▼

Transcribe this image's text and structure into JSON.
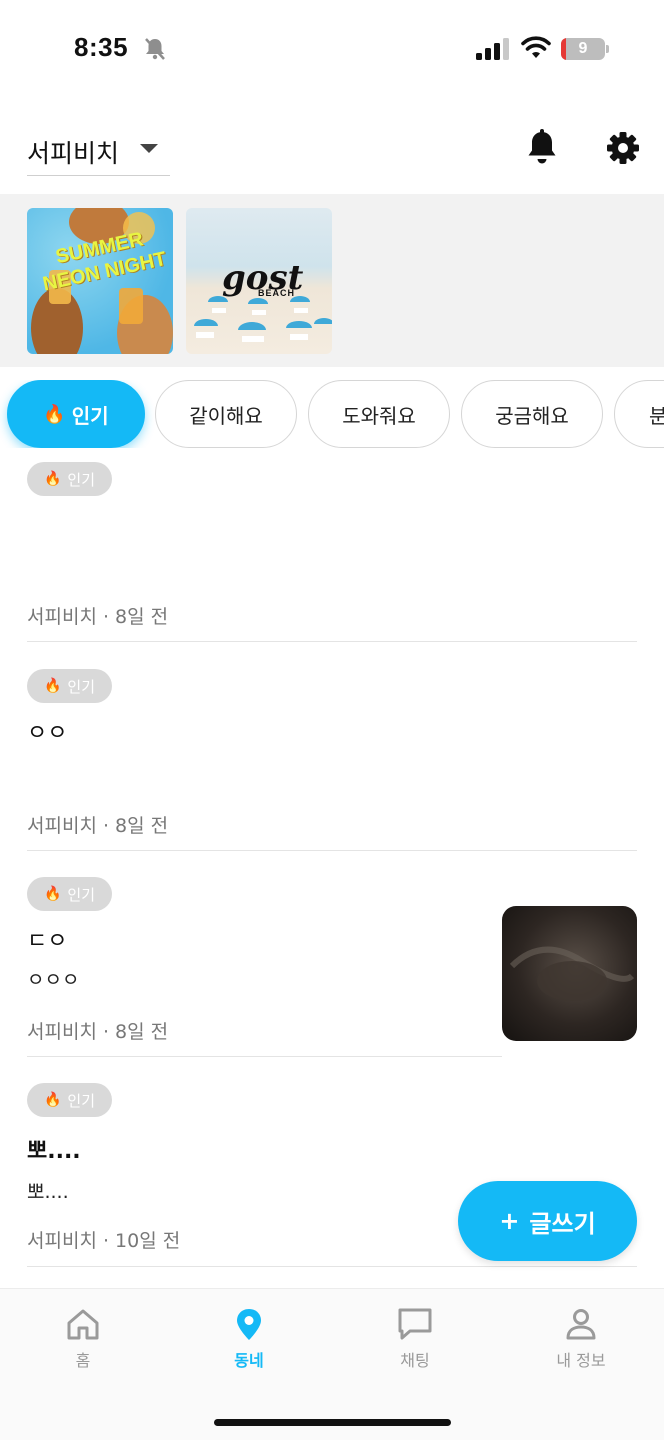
{
  "status_bar": {
    "time": "8:35",
    "battery_level": "9",
    "battery_fraction": 0.09,
    "battery_color": "#e53935"
  },
  "header": {
    "location": "서피비치",
    "icons": [
      "bell-icon",
      "gear-icon"
    ]
  },
  "banners": [
    {
      "text": "SUMMER NEON NIGHT"
    },
    {
      "logo": "gost",
      "sub": "BEACH"
    }
  ],
  "categories": [
    {
      "label": "인기",
      "icon": "🔥",
      "active": true
    },
    {
      "label": "같이해요",
      "active": false
    },
    {
      "label": "도와줘요",
      "active": false
    },
    {
      "label": "궁금해요",
      "active": false
    },
    {
      "label": "분",
      "active": false
    }
  ],
  "posts": [
    {
      "badge": "인기",
      "title": "",
      "body": "",
      "meta": "서피비치 · 8일 전",
      "has_thumbnail": false
    },
    {
      "badge": "인기",
      "title": "ㅇㅇ",
      "body": "",
      "meta": "서피비치 · 8일 전",
      "has_thumbnail": false
    },
    {
      "badge": "인기",
      "title": "ㄷㅇ",
      "body": "ㅇㅇㅇ",
      "meta": "서피비치 · 8일 전",
      "has_thumbnail": true
    },
    {
      "badge": "인기",
      "title": "뽀....",
      "body": "뽀....",
      "meta": "서피비치 · 10일 전",
      "has_thumbnail": false
    }
  ],
  "fab": {
    "label": "글쓰기"
  },
  "bottom_nav": [
    {
      "label": "홈",
      "icon": "home-icon",
      "active": false
    },
    {
      "label": "동네",
      "icon": "location-pin-icon",
      "active": true
    },
    {
      "label": "채팅",
      "icon": "chat-icon",
      "active": false
    },
    {
      "label": "내 정보",
      "icon": "person-icon",
      "active": false
    }
  ],
  "colors": {
    "accent": "#14b9f6",
    "badge_bg": "#d9d9d9",
    "meta_text": "#777777"
  }
}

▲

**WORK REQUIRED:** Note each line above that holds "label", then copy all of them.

**ANSWER SPACE:**
      "label": "인기",
      "label": "같이해요",
      "label": "도와줘요",
      "label": "궁금해요",
      "label": "분",
    "label": "글쓰기"
      "label": "홈",
      "label": "동네",
      "label": "채팅",
      "label": "내 정보",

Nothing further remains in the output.